> **Dataset items**
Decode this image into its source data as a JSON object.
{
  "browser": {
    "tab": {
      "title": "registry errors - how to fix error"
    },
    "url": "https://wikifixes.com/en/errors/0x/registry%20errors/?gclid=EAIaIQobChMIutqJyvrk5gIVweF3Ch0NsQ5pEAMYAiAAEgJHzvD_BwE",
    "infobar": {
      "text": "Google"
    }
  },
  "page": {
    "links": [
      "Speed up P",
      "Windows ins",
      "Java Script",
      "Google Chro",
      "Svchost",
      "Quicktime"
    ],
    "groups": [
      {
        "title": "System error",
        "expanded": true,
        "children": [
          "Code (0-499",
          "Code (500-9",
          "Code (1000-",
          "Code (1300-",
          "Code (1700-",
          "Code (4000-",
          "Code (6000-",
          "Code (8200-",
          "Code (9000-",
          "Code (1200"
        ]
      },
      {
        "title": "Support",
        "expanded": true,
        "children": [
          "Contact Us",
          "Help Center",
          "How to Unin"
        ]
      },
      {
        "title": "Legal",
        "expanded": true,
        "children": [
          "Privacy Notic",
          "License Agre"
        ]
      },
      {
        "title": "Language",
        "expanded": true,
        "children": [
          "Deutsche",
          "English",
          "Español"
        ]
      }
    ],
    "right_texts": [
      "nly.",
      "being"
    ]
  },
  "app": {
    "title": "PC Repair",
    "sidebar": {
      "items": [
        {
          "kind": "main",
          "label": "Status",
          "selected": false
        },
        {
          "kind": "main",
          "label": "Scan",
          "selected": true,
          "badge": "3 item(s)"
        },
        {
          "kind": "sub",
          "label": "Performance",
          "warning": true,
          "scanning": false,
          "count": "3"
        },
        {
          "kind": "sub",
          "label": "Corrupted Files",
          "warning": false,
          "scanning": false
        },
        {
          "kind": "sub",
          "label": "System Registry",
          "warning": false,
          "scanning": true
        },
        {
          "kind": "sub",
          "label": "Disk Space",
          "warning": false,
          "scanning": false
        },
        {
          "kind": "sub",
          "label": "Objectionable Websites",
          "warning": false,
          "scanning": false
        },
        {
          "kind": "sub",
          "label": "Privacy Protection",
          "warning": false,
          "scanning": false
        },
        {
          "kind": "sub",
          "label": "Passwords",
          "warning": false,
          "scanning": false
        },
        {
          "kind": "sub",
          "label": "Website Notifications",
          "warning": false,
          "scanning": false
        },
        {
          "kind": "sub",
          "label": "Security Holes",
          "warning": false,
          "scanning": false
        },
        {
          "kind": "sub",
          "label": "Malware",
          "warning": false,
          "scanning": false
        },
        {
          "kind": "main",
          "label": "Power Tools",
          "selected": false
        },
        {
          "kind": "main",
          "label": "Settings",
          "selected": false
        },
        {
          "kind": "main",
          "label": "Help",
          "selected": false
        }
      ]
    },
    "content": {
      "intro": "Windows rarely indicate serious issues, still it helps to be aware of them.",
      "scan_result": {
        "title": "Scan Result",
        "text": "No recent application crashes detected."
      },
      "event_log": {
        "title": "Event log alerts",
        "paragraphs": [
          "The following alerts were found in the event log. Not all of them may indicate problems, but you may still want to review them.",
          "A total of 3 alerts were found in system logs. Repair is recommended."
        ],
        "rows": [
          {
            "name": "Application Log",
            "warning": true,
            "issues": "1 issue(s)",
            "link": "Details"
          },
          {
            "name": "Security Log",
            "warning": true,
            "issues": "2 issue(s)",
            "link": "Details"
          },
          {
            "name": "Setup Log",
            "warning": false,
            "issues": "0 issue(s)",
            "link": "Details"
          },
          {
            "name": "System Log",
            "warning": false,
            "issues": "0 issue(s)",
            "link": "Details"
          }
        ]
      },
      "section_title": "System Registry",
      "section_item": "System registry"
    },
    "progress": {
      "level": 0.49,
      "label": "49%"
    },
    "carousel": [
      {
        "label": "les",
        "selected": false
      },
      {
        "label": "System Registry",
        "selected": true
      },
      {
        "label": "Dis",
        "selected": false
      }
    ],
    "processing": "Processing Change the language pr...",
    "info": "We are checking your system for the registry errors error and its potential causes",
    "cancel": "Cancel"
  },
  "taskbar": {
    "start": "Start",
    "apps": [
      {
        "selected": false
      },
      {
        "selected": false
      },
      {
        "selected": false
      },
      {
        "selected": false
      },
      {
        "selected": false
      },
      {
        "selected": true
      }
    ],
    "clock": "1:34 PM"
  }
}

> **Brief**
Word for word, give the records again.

> **Reply**
Decode this image into its source data as a JSON object.
{
  "browser": {
    "tab": {
      "title": "registry errors - how to fix error"
    },
    "url": "https://wikifixes.com/en/errors/0x/registry%20errors/?gclid=EAIaIQobChMIutqJyvrk5gIVweF3Ch0NsQ5pEAMYAiAAEgJHzvD_BwE",
    "infobar": {
      "text": "Google"
    }
  },
  "page": {
    "links": [
      "Speed up P",
      "Windows ins",
      "Java Script",
      "Google Chro",
      "Svchost",
      "Quicktime"
    ],
    "groups": [
      {
        "title": "System error",
        "expanded": true,
        "children": [
          "Code (0-499",
          "Code (500-9",
          "Code (1000-",
          "Code (1300-",
          "Code (1700-",
          "Code (4000-",
          "Code (6000-",
          "Code (8200-",
          "Code (9000-",
          "Code (1200"
        ]
      },
      {
        "title": "Support",
        "expanded": true,
        "children": [
          "Contact Us",
          "Help Center",
          "How to Unin"
        ]
      },
      {
        "title": "Legal",
        "expanded": true,
        "children": [
          "Privacy Notic",
          "License Agre"
        ]
      },
      {
        "title": "Language",
        "expanded": true,
        "children": [
          "Deutsche",
          "English",
          "Español"
        ]
      }
    ],
    "right_texts": [
      "nly.",
      "being"
    ]
  },
  "app": {
    "title": "PC Repair",
    "sidebar": {
      "items": [
        {
          "kind": "main",
          "label": "Status",
          "selected": false
        },
        {
          "kind": "main",
          "label": "Scan",
          "selected": true,
          "badge": "3 item(s)"
        },
        {
          "kind": "sub",
          "label": "Performance",
          "warning": true,
          "scanning": false,
          "count": "3"
        },
        {
          "kind": "sub",
          "label": "Corrupted Files",
          "warning": false,
          "scanning": false
        },
        {
          "kind": "sub",
          "label": "System Registry",
          "warning": false,
          "scanning": true
        },
        {
          "kind": "sub",
          "label": "Disk Space",
          "warning": false,
          "scanning": false
        },
        {
          "kind": "sub",
          "label": "Objectionable Websites",
          "warning": false,
          "scanning": false
        },
        {
          "kind": "sub",
          "label": "Privacy Protection",
          "warning": false,
          "scanning": false
        },
        {
          "kind": "sub",
          "label": "Passwords",
          "warning": false,
          "scanning": false
        },
        {
          "kind": "sub",
          "label": "Website Notifications",
          "warning": false,
          "scanning": false
        },
        {
          "kind": "sub",
          "label": "Security Holes",
          "warning": false,
          "scanning": false
        },
        {
          "kind": "sub",
          "label": "Malware",
          "warning": false,
          "scanning": false
        },
        {
          "kind": "main",
          "label": "Power Tools",
          "selected": false
        },
        {
          "kind": "main",
          "label": "Settings",
          "selected": false
        },
        {
          "kind": "main",
          "label": "Help",
          "selected": false
        }
      ]
    },
    "content": {
      "intro": "Windows rarely indicate serious issues, still it helps to be aware of them.",
      "scan_result": {
        "title": "Scan Result",
        "text": "No recent application crashes detected."
      },
      "event_log": {
        "title": "Event log alerts",
        "paragraphs": [
          "The following alerts were found in the event log. Not all of them may indicate problems, but you may still want to review them.",
          "A total of 3 alerts were found in system logs. Repair is recommended."
        ],
        "rows": [
          {
            "name": "Application Log",
            "warning": true,
            "issues": "1 issue(s)",
            "link": "Details"
          },
          {
            "name": "Security Log",
            "warning": true,
            "issues": "2 issue(s)",
            "link": "Details"
          },
          {
            "name": "Setup Log",
            "warning": false,
            "issues": "0 issue(s)",
            "link": "Details"
          },
          {
            "name": "System Log",
            "warning": false,
            "issues": "0 issue(s)",
            "link": "Details"
          }
        ]
      },
      "section_title": "System Registry",
      "section_item": "System registry"
    },
    "progress": {
      "level": 0.49,
      "label": "49%"
    },
    "carousel": [
      {
        "label": "les",
        "selected": false
      },
      {
        "label": "System Registry",
        "selected": true
      },
      {
        "label": "Dis",
        "selected": false
      }
    ],
    "processing": "Processing Change the language pr...",
    "info": "We are checking your system for the registry errors error and its potential causes",
    "cancel": "Cancel"
  },
  "taskbar": {
    "start": "Start",
    "apps": [
      {
        "selected": false
      },
      {
        "selected": false
      },
      {
        "selected": false
      },
      {
        "selected": false
      },
      {
        "selected": false
      },
      {
        "selected": true
      }
    ],
    "clock": "1:34 PM"
  }
}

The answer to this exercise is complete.